The collection covers an extensive period of Philippine art history, ranging from the Spanish period to Philippine modernism which began in the thirties. It includes works from different styles and traditions, from the Academic style of the nineteenth century to the various modernisms of the first half of the twentieth century. The collection also has editorial drawings, cartoons, and caricatures.

The collection was known to have the most number of works by Fernando Amorsolo, the country’s first National Artist and friend of Mr Vargas. The building’s main balusters are by the National Artist Napoleon Abueva. National Artist Abdulmari Imao’s untitled sculpture can be found at the driveway.

Library and Archives

Located on the third floor of the Museum, the Vargas library and archives hold a vast body of books, documents and memorabilia pertaining to Jorge B. Vargas and his historical context, including the American colonial period, the Commonwealth era, and the Japanese Occupation.

The library houses 3,193 book titles and 1,542 volumes of periodicals classified into Vargasiana (published materials on and by Jorge B. Vargas), Quezoniana (works on President Manuel L. Quezon), Rizaliana, Sports, Law books and various Serials. Manuscripts and rare books numbering among them, these titles fall under the areas of Philippine ethnography, history, linguistics, art, philately, and numismatics. 

The Museum’s archival collection consists of 88 boxes of around 300 feet of loose documents (receipts, correspondence and biographical files), 332 volumes of scrapbooks (newspaper clippings, photographs and greeting cards) and items such as trophies, lighters and hotel keys.
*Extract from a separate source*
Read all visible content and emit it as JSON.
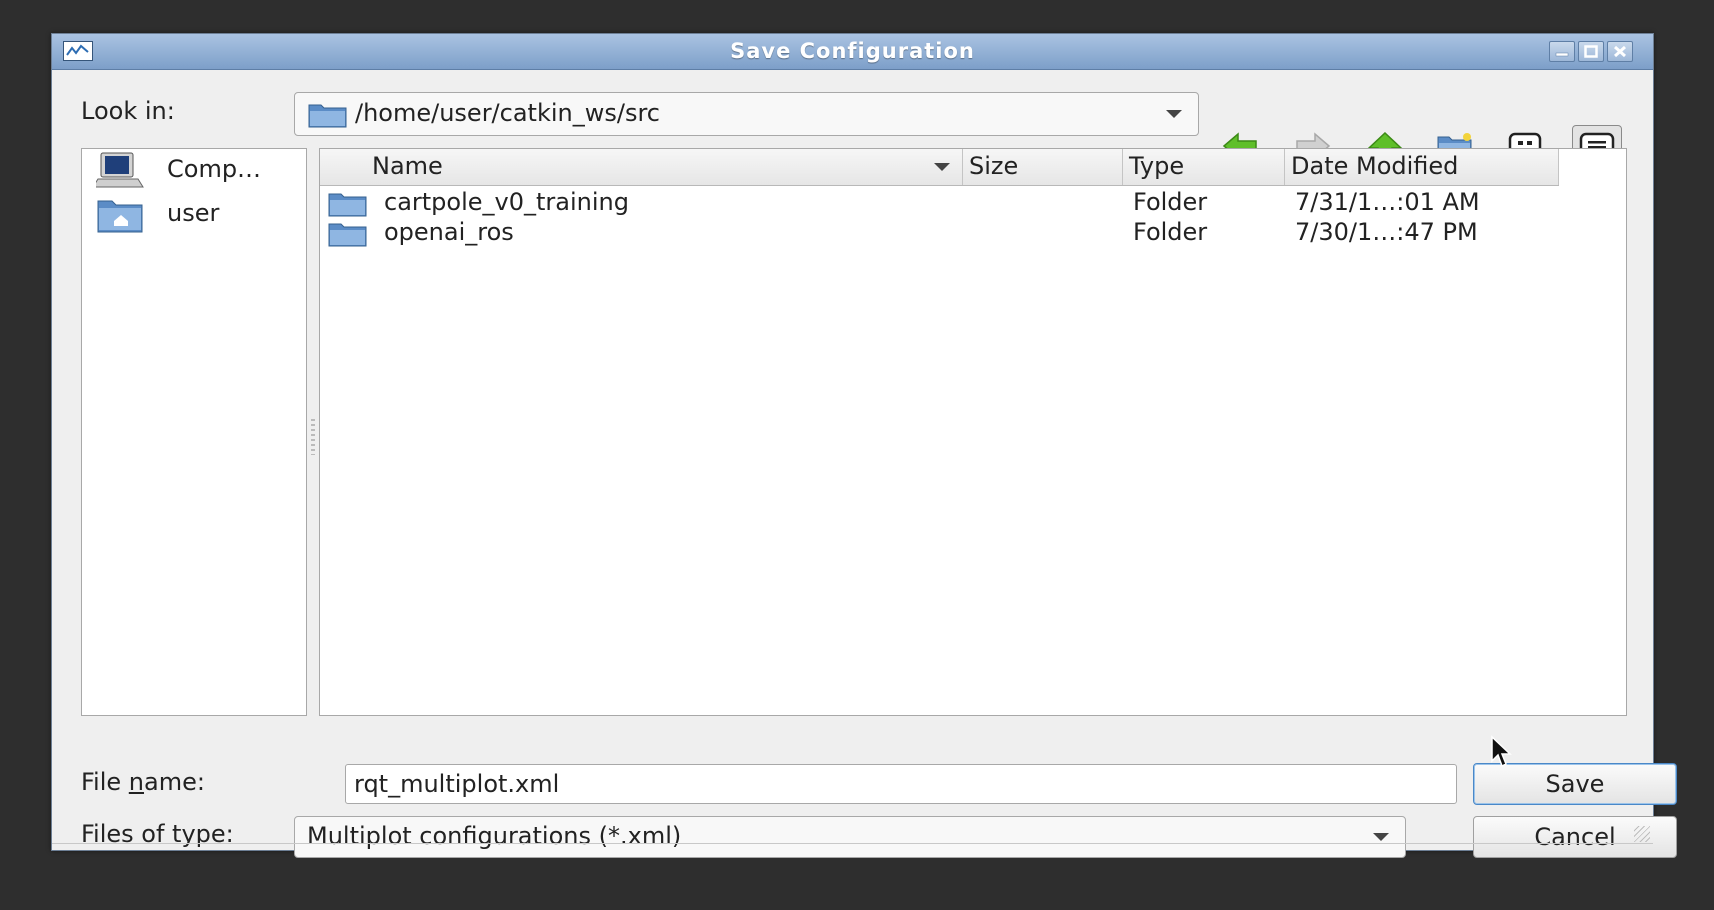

Boy Scouts pins, badges, and souvenirs, photographs in action, periodicals, sports magazines are also found in the Vargas library and archives. All this reveals Mr Vargas’s broad sympathies. Keeping a close record of his personal interests as well as his political career during the Commonwealth and World War II, the archives are a window into the Philippines and Asia of Vargas’s time, instructive to any student of Philippine history, culture, and diplomacy. 

Click here to visit the Vargas Library and Archives website.


Stamps and Coins

The museum keeps the vast philatelic collection of Mr Vargas, who once held the acting director position in the country’s Bureau of Posts in 1920. The thousands-strong collection contains postage stamps from the late nineteenth century, first-day covers, and unique stamps that mark milestones in the nation’s history.

The Vargas numismatic collection traces the history of mintage and currency use of the country. Included in the collection are coins from the period of Spanish colonization, banknotes used during the Pacific War, and commemorative coins and banknotes, among others.



The memorabilia that the Vargas Museum houses gives us a glimpse not only of Mr Vargas’s achievements as a government official, but also the facets of his life outside of public service. These keepsakes are sorted out into four categories: diplomas and certificates from academic institutions and affairs he attended; plaques and trophies from events he participated in and won; medals and badges acquired from official functions and affiliated organizations; and souvenirs given by friends or acquired from travels abroad.